Rain gauges are weather instruments used to measure precipitation. While the name suggests that its sole function is to measure rainfall, some gauges will allow you to measure frozen precipitation like snow and sleet as well.
As we mentioned earlier, rain gauges are quite useful for outdoor enthusiasts, but any weather enthusiast should have one in their kit. They also play an important role for meteorologists, during severe weather events the measurements from your rain gauge can be sent to the National Weather Service, where they use the data to issue more accurate reports.
How to Read Your Rain Gauge
If you have a digital gauge, it’s just as simple as reading the measurement from the display, but for analog rain gauges, it’s a bit different. While we suggest you visit this page on the CoCoRaHS website where they have a detailed guide, we’ll summarize the instructions here as well.

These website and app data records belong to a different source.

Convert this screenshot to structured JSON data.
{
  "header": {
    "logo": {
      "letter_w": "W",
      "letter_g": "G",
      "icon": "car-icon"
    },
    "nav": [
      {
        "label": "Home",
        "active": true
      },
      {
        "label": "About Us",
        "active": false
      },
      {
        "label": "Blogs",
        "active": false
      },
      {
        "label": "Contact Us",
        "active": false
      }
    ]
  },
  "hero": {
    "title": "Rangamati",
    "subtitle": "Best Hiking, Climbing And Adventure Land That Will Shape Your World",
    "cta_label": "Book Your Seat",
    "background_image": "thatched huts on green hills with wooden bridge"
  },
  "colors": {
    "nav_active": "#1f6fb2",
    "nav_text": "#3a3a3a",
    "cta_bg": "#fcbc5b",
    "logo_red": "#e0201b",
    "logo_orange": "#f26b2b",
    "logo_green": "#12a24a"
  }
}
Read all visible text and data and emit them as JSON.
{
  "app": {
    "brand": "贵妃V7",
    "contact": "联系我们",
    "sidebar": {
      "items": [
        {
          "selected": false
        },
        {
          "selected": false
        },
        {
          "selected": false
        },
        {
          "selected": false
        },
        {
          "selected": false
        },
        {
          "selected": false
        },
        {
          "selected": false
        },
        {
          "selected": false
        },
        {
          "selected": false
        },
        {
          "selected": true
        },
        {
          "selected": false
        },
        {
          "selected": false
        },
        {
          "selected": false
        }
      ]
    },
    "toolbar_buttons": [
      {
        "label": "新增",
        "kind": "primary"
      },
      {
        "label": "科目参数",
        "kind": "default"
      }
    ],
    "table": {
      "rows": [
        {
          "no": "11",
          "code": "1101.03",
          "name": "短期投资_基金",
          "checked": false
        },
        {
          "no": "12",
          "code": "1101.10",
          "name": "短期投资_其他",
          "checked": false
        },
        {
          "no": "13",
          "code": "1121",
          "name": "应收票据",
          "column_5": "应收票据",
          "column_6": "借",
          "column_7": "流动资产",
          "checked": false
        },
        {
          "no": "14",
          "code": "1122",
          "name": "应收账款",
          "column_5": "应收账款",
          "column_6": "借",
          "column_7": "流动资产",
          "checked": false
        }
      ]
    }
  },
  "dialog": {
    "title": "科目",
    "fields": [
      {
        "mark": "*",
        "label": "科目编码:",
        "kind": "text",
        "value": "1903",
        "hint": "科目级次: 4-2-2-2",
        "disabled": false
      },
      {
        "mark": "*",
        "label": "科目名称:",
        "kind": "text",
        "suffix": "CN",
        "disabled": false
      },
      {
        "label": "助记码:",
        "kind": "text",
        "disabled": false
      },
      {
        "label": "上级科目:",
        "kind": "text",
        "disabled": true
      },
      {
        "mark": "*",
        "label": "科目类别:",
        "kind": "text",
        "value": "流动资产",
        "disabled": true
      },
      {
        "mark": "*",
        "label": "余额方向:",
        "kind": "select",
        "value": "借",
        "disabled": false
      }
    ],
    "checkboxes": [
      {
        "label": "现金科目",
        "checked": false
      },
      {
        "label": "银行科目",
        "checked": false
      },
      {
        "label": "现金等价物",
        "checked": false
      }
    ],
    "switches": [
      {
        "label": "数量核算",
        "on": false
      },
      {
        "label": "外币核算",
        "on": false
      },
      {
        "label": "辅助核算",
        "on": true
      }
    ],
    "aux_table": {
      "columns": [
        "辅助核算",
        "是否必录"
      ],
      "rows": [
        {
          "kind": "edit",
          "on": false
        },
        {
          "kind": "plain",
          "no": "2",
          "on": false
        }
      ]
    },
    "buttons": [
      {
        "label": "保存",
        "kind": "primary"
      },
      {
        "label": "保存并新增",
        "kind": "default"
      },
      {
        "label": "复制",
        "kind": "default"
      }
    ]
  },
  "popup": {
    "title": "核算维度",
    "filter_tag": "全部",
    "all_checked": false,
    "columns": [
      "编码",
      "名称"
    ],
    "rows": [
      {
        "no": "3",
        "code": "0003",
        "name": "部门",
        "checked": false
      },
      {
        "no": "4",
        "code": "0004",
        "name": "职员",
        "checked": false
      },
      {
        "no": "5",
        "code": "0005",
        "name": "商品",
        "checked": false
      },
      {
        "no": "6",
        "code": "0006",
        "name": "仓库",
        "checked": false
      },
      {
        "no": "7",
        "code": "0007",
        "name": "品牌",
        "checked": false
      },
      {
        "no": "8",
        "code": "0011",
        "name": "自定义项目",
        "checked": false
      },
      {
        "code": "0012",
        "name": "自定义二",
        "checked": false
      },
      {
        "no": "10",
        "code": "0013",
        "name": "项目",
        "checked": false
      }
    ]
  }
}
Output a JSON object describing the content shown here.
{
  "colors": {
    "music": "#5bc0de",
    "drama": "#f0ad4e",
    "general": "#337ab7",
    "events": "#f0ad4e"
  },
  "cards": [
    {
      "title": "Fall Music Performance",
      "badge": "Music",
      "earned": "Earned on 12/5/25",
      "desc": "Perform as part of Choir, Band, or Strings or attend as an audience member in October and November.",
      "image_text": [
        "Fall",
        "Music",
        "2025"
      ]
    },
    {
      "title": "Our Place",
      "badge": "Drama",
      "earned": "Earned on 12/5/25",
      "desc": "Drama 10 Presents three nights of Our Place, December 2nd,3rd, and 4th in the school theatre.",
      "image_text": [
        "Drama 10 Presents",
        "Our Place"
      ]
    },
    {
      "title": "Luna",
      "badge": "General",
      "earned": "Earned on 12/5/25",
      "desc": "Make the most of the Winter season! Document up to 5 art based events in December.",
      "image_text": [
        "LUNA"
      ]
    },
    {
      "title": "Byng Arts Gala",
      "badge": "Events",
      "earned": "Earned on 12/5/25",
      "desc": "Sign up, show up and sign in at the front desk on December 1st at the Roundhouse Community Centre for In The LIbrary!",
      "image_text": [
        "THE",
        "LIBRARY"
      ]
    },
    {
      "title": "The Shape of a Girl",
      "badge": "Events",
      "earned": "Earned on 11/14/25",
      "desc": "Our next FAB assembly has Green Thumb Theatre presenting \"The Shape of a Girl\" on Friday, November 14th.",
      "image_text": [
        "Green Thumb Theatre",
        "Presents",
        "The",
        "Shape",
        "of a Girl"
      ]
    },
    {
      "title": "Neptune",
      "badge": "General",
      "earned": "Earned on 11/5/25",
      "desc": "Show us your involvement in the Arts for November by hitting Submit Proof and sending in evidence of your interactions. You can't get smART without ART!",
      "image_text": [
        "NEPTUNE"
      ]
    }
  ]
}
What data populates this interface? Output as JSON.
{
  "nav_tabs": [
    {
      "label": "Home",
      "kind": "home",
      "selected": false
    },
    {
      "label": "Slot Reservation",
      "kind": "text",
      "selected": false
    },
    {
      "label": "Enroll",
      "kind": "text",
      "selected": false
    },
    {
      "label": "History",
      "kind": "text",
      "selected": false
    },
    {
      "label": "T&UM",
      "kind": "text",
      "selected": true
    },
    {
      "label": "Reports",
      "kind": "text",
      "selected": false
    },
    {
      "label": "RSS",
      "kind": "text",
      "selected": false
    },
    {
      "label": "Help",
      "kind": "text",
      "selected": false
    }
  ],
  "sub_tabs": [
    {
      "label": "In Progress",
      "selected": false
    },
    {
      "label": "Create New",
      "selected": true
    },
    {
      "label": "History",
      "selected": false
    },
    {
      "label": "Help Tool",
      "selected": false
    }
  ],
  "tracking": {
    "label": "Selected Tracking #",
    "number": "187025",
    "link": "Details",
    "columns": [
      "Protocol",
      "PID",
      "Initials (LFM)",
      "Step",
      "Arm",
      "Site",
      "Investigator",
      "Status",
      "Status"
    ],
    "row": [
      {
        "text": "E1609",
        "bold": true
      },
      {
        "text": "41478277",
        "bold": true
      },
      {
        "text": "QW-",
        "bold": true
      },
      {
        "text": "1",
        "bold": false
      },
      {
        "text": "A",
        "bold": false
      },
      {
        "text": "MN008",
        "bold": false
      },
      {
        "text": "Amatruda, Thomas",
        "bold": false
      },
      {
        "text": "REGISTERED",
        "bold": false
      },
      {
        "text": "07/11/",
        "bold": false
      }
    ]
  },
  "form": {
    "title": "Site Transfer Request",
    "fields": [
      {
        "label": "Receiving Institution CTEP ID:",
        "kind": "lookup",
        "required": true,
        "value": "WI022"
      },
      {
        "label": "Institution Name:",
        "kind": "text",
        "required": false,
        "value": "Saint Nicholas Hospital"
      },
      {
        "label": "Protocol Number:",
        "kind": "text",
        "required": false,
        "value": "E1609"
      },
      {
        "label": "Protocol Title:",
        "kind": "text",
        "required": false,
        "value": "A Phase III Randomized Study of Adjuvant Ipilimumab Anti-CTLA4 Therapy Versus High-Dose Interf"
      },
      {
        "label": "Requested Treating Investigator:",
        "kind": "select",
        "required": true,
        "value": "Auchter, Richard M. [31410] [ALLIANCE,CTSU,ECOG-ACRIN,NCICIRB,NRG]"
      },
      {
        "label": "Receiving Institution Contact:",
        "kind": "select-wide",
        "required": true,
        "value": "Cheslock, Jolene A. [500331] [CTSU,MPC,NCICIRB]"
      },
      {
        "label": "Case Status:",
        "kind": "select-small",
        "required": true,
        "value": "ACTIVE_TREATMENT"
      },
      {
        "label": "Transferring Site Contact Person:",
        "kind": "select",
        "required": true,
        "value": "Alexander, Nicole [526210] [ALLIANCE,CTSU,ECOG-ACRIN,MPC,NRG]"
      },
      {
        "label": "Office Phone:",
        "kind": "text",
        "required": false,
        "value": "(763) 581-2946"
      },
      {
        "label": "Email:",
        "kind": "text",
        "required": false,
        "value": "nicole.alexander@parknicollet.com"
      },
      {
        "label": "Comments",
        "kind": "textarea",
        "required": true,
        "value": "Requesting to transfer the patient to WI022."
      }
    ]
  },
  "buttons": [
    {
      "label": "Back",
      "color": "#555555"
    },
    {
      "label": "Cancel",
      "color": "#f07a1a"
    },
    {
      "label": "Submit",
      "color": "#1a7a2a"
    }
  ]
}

On the side of your gauge, you will see markings that indicate the amount of rain within. As rain falls, it will fill up the tube. What you will notice is that the surface of the rainwater appears curved, this is called a meniscus, which is caused by the liquid coming in contact with the sides of the tube. Read the measurement closest to the lowest point at the base of that curved surface, and you’ll have your measurement.
For analog rain gauges that allow for measuring the water content in the snow, typically, you’ll need to remove the inner cylinder and let the snow accumulate in the larger container. Then you will need to melt the snow to obtain an accurate reading. Read our guide here for more information on how to measure snowfall.
Proper Placement of a Rain Gauge
Your measurements aren’t going to be worth anything if you don’t place your rain gauge in the correct location. To put it in the simplest terms, keep it out in the open and off the ground. However, there are some more specific considerations to keep in mind:
- The general rule of thumb is to keep the rain gauge twice the distance away from the height of the nearest obstruction (e.g., placing a gauge 20 feet away from 10-foot tall trees).
- Place the gauge at least 2-5 feet off the ground on the side of a pole, with the top of the cylinder several inches above the top of the pole to prevent splash back.
- Make sure the top of the rain gauge is level.
- Keep the gauge away from sources of artificial precipitation that can affect the readings, such as sprinklers.
Types of Rain Gauges for Your Home
To learn more about the different types of rain gauges available on the market and to find the best rain gauge for your home, keep reading below.
Analog Rain Gauges
Analog rain gauges are the cheapest and most straightforward of the options. They consist of either an acrylic or glass cylinder with measurements in inches and centimeters or millimeters.
Among analog gauges, we recommend the Stratus Precision Rain Gauge. While more expensive, this gauge is actually the recommended model for observers participating in the CoCoRaHS precipitation measurement network due to its top-tier accuracy.
Digital Rain Gauges
Digital rain gauges are more expensive than their analog counterparts but have the capability of being able to monitor rainfall without you having to read the gauge itself manually. In most cases, these gauges use what is called a “tipping bucket” mechanism. As rain falls, it drains from the funnel into these buckets. Each tip is tabulated (typically equal to a .01” per tip) and sent to the console.
While some digital rain gauges just measure precipitation, they aren’t as useful as a gauge that also measures temperature or other variables, like the La Crosse Technology 724-1710 Digital Rain Gauge with Thermometer. We recommend considering a digital rain gauge that can also measure temperature as well.
Home Weather Station Rain Gauges
Perhaps the best way to measure rain is through a personal weather station, which not only measures rainfall but also many other weather variables such as wind speed and direction, temperature, humidity, and barometric pressure. Take a look at our weather station reviews to see the top models on the market, or read our article on what is a weather station to learn more. Unlike most other types of rain gauges, a home weather station also allows you to monitor your readings over the internet thanks to built-in WiFi connectivity.
In the end, we recommend you consider this route instead of a digital rain gauge, as most personal weather stations are built to a higher level of quality compared to a digital rain gauge and they offer a lot more functionality.